Extracted data entries
******
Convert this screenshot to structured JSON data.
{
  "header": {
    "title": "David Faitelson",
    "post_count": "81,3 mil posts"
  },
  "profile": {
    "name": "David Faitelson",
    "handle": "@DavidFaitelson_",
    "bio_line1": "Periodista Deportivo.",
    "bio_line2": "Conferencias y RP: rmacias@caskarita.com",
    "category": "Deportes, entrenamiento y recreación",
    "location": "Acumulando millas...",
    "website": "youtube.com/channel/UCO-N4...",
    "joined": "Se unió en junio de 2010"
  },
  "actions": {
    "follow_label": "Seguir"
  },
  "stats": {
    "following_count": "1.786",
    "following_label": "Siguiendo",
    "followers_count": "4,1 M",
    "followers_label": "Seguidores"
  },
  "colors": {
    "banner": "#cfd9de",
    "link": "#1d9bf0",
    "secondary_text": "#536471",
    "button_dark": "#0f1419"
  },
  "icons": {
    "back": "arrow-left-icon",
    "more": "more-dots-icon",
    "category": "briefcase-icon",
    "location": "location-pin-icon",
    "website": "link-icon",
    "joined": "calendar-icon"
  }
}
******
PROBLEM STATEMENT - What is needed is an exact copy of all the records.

FINAL ANSWER -
Convert this screenshot to structured JSON data.
{
  "header": {
    "title": "David Faitelson",
    "post_count": "81,3 mil posts"
  },
  "profile": {
    "name": "David Faitelson",
    "handle": "@DavidFaitelson_",
    "bio_line1": "Periodista Deportivo.",
    "bio_line2": "Conferencias y RP: rmacias@caskarita.com",
    "category": "Deportes, entrenamiento y recreación",
    "location": "Acumulando millas...",
    "website": "youtube.com/channel/UCO-N4...",
    "joined": "Se unió en junio de 2010"
  },
  "actions": {
    "follow_label": "Seguir"
  },
  "stats": {
    "following_count": "1.786",
    "following_label": "Siguiendo",
    "followers_count": "4,1 M",
    "followers_label": "Seguidores"
  },
  "colors": {
    "banner": "#cfd9de",
    "link": "#1d9bf0",
    "secondary_text": "#536471",
    "button_dark": "#0f1419"
  },
  "icons": {
    "back": "arrow-left-icon",
    "more": "more-dots-icon",
    "category": "briefcase-icon",
    "location": "location-pin-icon",
    "website": "link-icon",
    "joined": "calendar-icon"
  }
}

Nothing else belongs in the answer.